THE MCC - sapraa

Report
THE MCC
Today and the future
Mandisa Hela
Let us recap on OBLIGATIONS
• Public safety & protection through ensuring efficacy,
safety & quality of medicines throughout their
lifecycle
• Risk assessment – minimization of harm and
maximization of benefit
• Timely access to medicines & timely action on safety
& quality
• Transparency & accountability
• Responsiveness
• Capacity to regulate
2
How is the MCC doing ?
•
•
•
•
•
•
•
Quality of reviews – well
Members of PICS
Supply chain integrity - reasonable
Timeliness – poor
Transparency – limited
Responsiveness – needs improvement
Capacity – suboptimal
Where did we go wrong ?
• Current structure conceived more than 40
years ago
• Over - reliance on external experts
• Internal technical expertise limited –
Government department
• Government implemented pro-access policies
without doing an impact assessment,
analysing and adapting affected units
Gaps
• Do not regulate complementary and alternative
medicines
• Do not regulate African traditional medicines
• Do not regulate medical devices and in vitro
diagnostics
• Do not regulate cosmetics
• Do not adequately regulate blood products and
antivenins
• Do not adequately regulate adequately starting
materials - amending legislation
HOW ARE WE FILLING THE GAPS
• Establishment of SAHPRA as public entity
Regulation of orthodox medicines
Regulation of complementary and alternative

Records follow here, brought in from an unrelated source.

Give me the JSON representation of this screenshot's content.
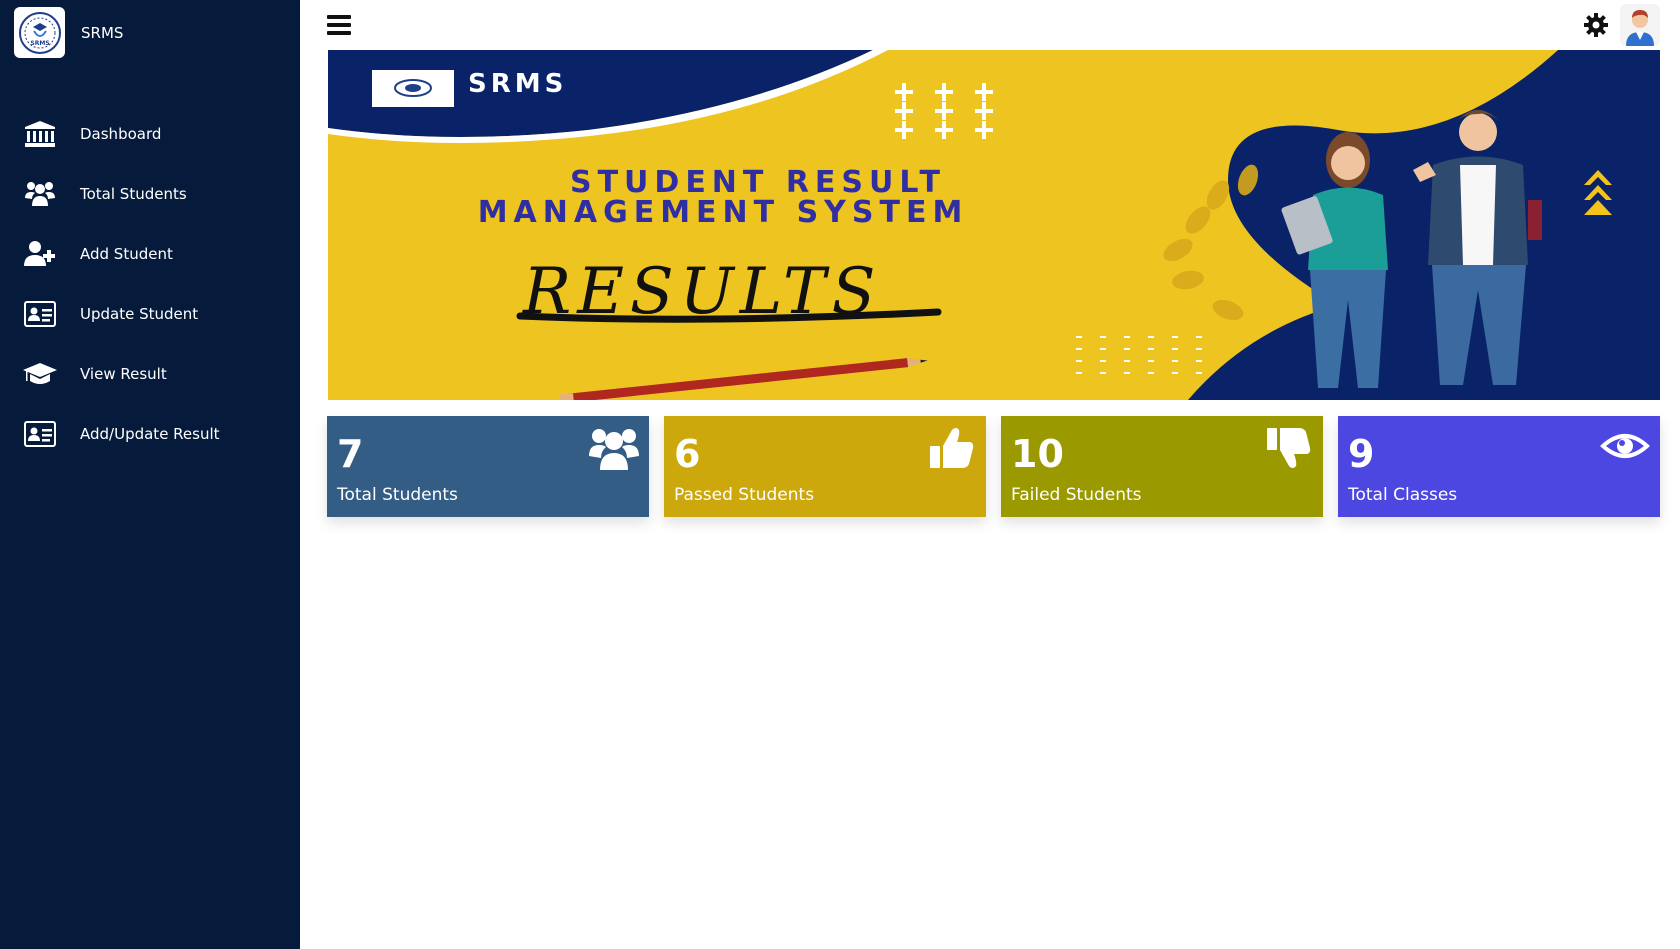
{
  "brand": {
    "name": "SRMS"
  },
  "sidebar": {
    "items": [
      {
        "label": "Dashboard",
        "icon": "bank-icon"
      },
      {
        "label": "Total Students",
        "icon": "users-icon"
      },
      {
        "label": "Add Student",
        "icon": "user-plus-icon"
      },
      {
        "label": "Update Student",
        "icon": "id-card-icon"
      },
      {
        "label": "View Result",
        "icon": "graduation-cap-icon"
      },
      {
        "label": "Add/Update Result",
        "icon": "id-card-icon"
      }
    ]
  },
  "banner": {
    "brand": "SRMS",
    "line1": "STUDENT RESULT",
    "line2": "MANAGEMENT SYSTEM",
    "word": "RESULTS"
  },
  "cards": [
    {
      "value": "7",
      "label": "Total Students",
      "icon": "users-icon",
      "color": "#335d85"
    },
    {
      "value": "6",
      "label": "Passed Students",
      "icon": "thumbs-up-icon",
      "color": "#cca80c"
    },
    {
      "value": "10",
      "label": "Failed Students",
      "icon": "thumbs-down-icon",
      "color": "#9a9a00"
    },
    {
      "value": "9",
      "label": "Total Classes",
      "icon": "eye-icon",
      "color": "#4d47e1"
    }
  ],
  "colors": {
    "sidebar": "#061b3c",
    "banner_yellow": "#eec421",
    "banner_navy": "#0a2368",
    "banner_text": "#2f2fa3"
  }
}
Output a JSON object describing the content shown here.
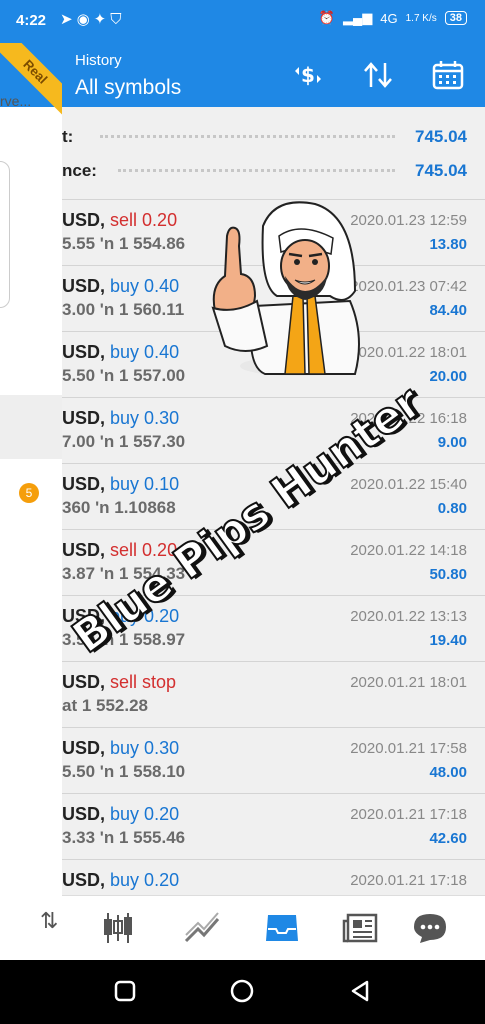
{
  "status_bar": {
    "time": "4:22",
    "network_speed": "1.7 K/s",
    "network_type": "4G",
    "battery": "38"
  },
  "drawer": {
    "real_label": "Real",
    "server_snippet": "rve...",
    "notification_count": "5"
  },
  "app_bar": {
    "subtitle": "History",
    "title": "All symbols"
  },
  "summary": [
    {
      "label": "t:",
      "value": "745.04"
    },
    {
      "label": "nce:",
      "value": "745.04"
    }
  ],
  "trades": [
    {
      "symbol": "USD,",
      "action": "sell 0.20",
      "type": "sell",
      "prices": "5.55 'n  1 554.86",
      "date": "2020.01.23 12:59",
      "profit": "13.80"
    },
    {
      "symbol": "USD,",
      "action": "buy 0.40",
      "type": "buy",
      "prices": "3.00 'n  1 560.11",
      "date": "2020.01.23 07:42",
      "profit": "84.40"
    },
    {
      "symbol": "USD,",
      "action": "buy 0.40",
      "type": "buy",
      "prices": "5.50 'n  1 557.00",
      "date": "2020.01.22 18:01",
      "profit": "20.00"
    },
    {
      "symbol": "USD,",
      "action": "buy 0.30",
      "type": "buy",
      "prices": "7.00 'n  1 557.30",
      "date": "2020.01.22 16:18",
      "profit": "9.00"
    },
    {
      "symbol": "USD,",
      "action": "buy 0.10",
      "type": "buy",
      "prices": "360 'n  1.10868",
      "date": "2020.01.22 15:40",
      "profit": "0.80"
    },
    {
      "symbol": "USD,",
      "action": "sell 0.20",
      "type": "sell",
      "prices": "3.87 'n  1 554.33",
      "date": "2020.01.22 14:18",
      "profit": "50.80"
    },
    {
      "symbol": "USD,",
      "action": "buy 0.20",
      "type": "buy",
      "prices": "3.50 'n  1 558.97",
      "date": "2020.01.22 13:13",
      "profit": "19.40"
    },
    {
      "symbol": "USD,",
      "action": "sell stop",
      "type": "sell",
      "prices": "at 1 552.28",
      "date": "2020.01.21 18:01",
      "profit": ""
    },
    {
      "symbol": "USD,",
      "action": "buy 0.30",
      "type": "buy",
      "prices": "5.50 'n  1 558.10",
      "date": "2020.01.21 17:58",
      "profit": "48.00"
    },
    {
      "symbol": "USD,",
      "action": "buy 0.20",
      "type": "buy",
      "prices": "3.33 'n  1 555.46",
      "date": "2020.01.21 17:18",
      "profit": "42.60"
    },
    {
      "symbol": "USD,",
      "action": "buy 0.20",
      "type": "buy",
      "prices": "",
      "date": "2020.01.21 17:18",
      "profit": ""
    }
  ],
  "watermark": "Blue Pips Hunter",
  "bottom_nav": [
    "quotes-icon",
    "chart-icon",
    "trade-icon",
    "history-icon",
    "news-icon",
    "chat-icon"
  ],
  "colors": {
    "primary": "#1f88e5",
    "buy": "#1976d2",
    "sell": "#d32f2f",
    "ribbon": "#f6b91e"
  }
}
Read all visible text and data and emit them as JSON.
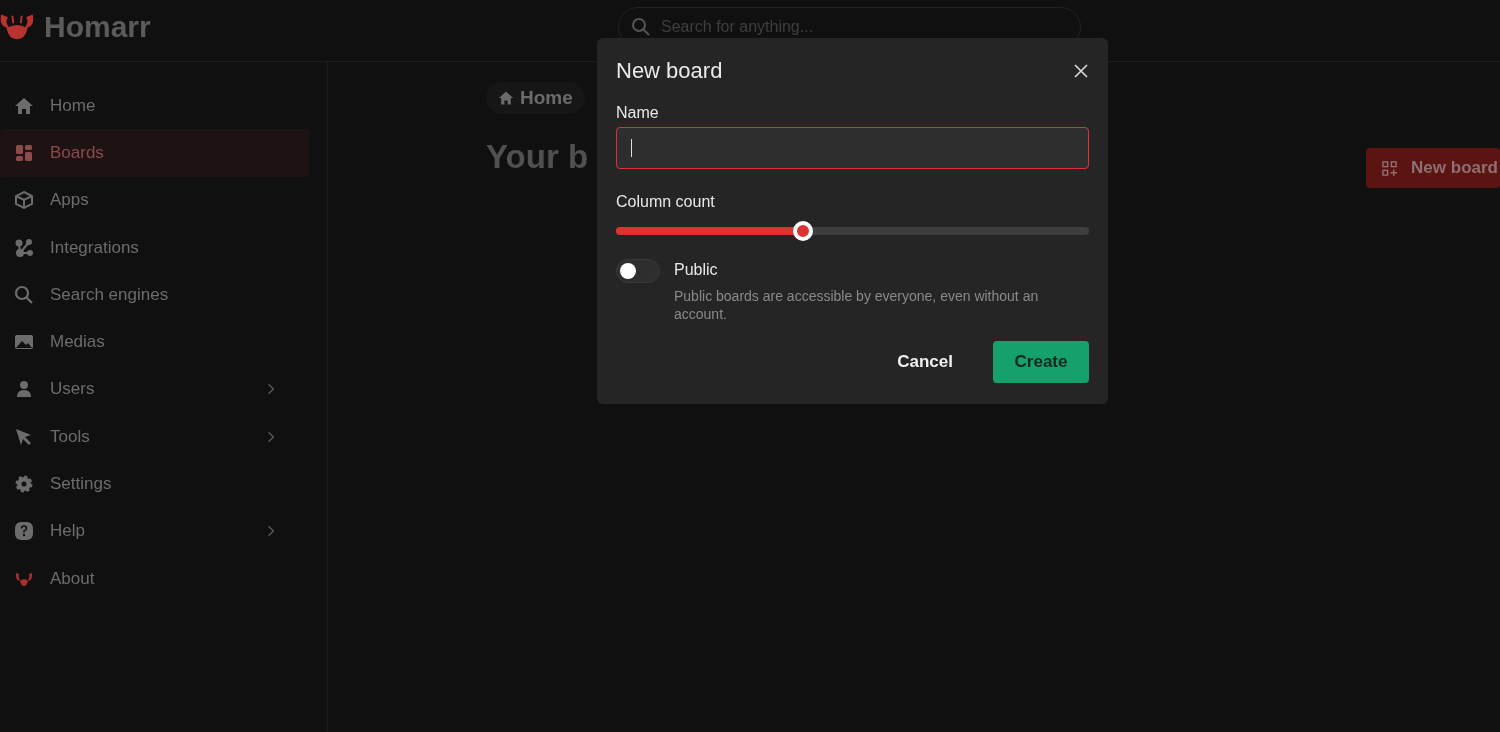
{
  "header": {
    "brand": "Homarr",
    "search": {
      "placeholder": "Search for anything..."
    }
  },
  "sidebar": {
    "items": [
      {
        "label": "Home",
        "selected": false,
        "has_submenu": false
      },
      {
        "label": "Boards",
        "selected": true,
        "has_submenu": false
      },
      {
        "label": "Apps",
        "selected": false,
        "has_submenu": false
      },
      {
        "label": "Integrations",
        "selected": false,
        "has_submenu": false
      },
      {
        "label": "Search engines",
        "selected": false,
        "has_submenu": false
      },
      {
        "label": "Medias",
        "selected": false,
        "has_submenu": false
      },
      {
        "label": "Users",
        "selected": false,
        "has_submenu": true
      },
      {
        "label": "Tools",
        "selected": false,
        "has_submenu": true
      },
      {
        "label": "Settings",
        "selected": false,
        "has_submenu": false
      },
      {
        "label": "Help",
        "selected": false,
        "has_submenu": true
      },
      {
        "label": "About",
        "selected": false,
        "has_submenu": false
      }
    ]
  },
  "main": {
    "breadcrumb": "Home",
    "heading": "Your b",
    "new_board_button": "New board"
  },
  "dialog": {
    "title": "New board",
    "name_label": "Name",
    "name_error": true,
    "column_count_label": "Column count",
    "column_count": {
      "level": 0.395
    },
    "public": {
      "label": "Public",
      "on": false,
      "description": "Public boards are accessible by everyone, even without an account."
    },
    "buttons": {
      "cancel": "Cancel",
      "create": "Create"
    }
  }
}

medicines
Regulation of African traditional medicines
Regulation of medical devices and in vitro
diagnostics
Regulation of foodstuffs and cosmetics
How are we filling the gaps ? cont.
• Increasing internal capacity
 Numbers
 Skills base
 Attitude
 Improve peer review system – frequency of meetings
 Specialised areas -retainer system
 Reorganise the appeal process
• Cooperation with recognised regulatory
authorities on cutting edge issues
Current challenges
• New technologies which respond to
conditions exclusively or overwhelmingly
prevalent in our country e.g. MDR and XDR TB
• New type of applicant e.g.
Product Development Partnerships
• Balancing early access to new drugs with the
need for comprehensive data
• Managing newer technologies e.g. biosimilars
• Managing borderline devices or medicines
• Maintaining access for older molecules
8
Emerging challenges
• Regulation of advanced therapy
medicinal products
 Gene therapy medicinal products, Tissue engineered
products , biologicals containing GMOs
 Combined products with devices used as excipients
or carriers
 Emerging / evolving areas e.g. Advanced therapies
with accompanying diagnostics
9
What is happening globally?
•
•
•
•
Work sharing among regulators
Co-evaluation
Abridged methods that avoid duplication of effort
In relation to supply chain integrity:
electronic symbology initiatives to ensure
interoperability of tracking systems across the
supply chain
• Linkage between regulators and Health
technology assessment
• Involvement of the public in regulation
10
What is the way forward ?
• Co- operation with other regulators is imperative
from an efficiency, capacity and responsiveness
point of view
• How?
What is in the tool box?
What frameworks do we need?
• Are currently available tools sharp enough? Are
they robust enough?
What can we adapt to attain a perfect fit to our
needs?
11
Food choices
Food choices
Food choices
Stepping Stones
•
•
•
•
•
•
•
•
Shared vision
Consistency, transparency and responsiveness
Communication, education & training
Common standards
Enabling Legal instruments
Coordination & cooperation
Trust & mutual respect
A pinch of optimism, an ounce of patience and a
healthy dose of perseverance
15
A glimpse into the future
• Is all this pointing to a global regulatory body?
• If so what checks and balances are necessary
to ensure national regulatory authorities are
responsible for the benefit /risk assurance for
their citizens?
• What frameworks are necessary to ensure
vigilance, responsiveness and appropriateness
to different circumstances are maintained?
• How will growth be ensured?
16
Conclusion
• Prioritise the public good
• No one can do it alone
• Familiarisation with global initiatives is a
MUST
• Good regulatory principles still apply – It is
about accurate data, data elements, trust,
responsiveness, sharing, consistency &
transparency
• Improve on communication and legitimacy
17
Conclusion cont.
• Trust is rebuilt by focusing not on what the
other person did or did not do but on
critiquing one's own behavior, improving one's
trustworthiness and focusing attention not on
words and promises but on actions, attitudes,
and ways of being.
Kenneth Cloke and Joan
Goldsmith
The Art of waking people up
18

similar documents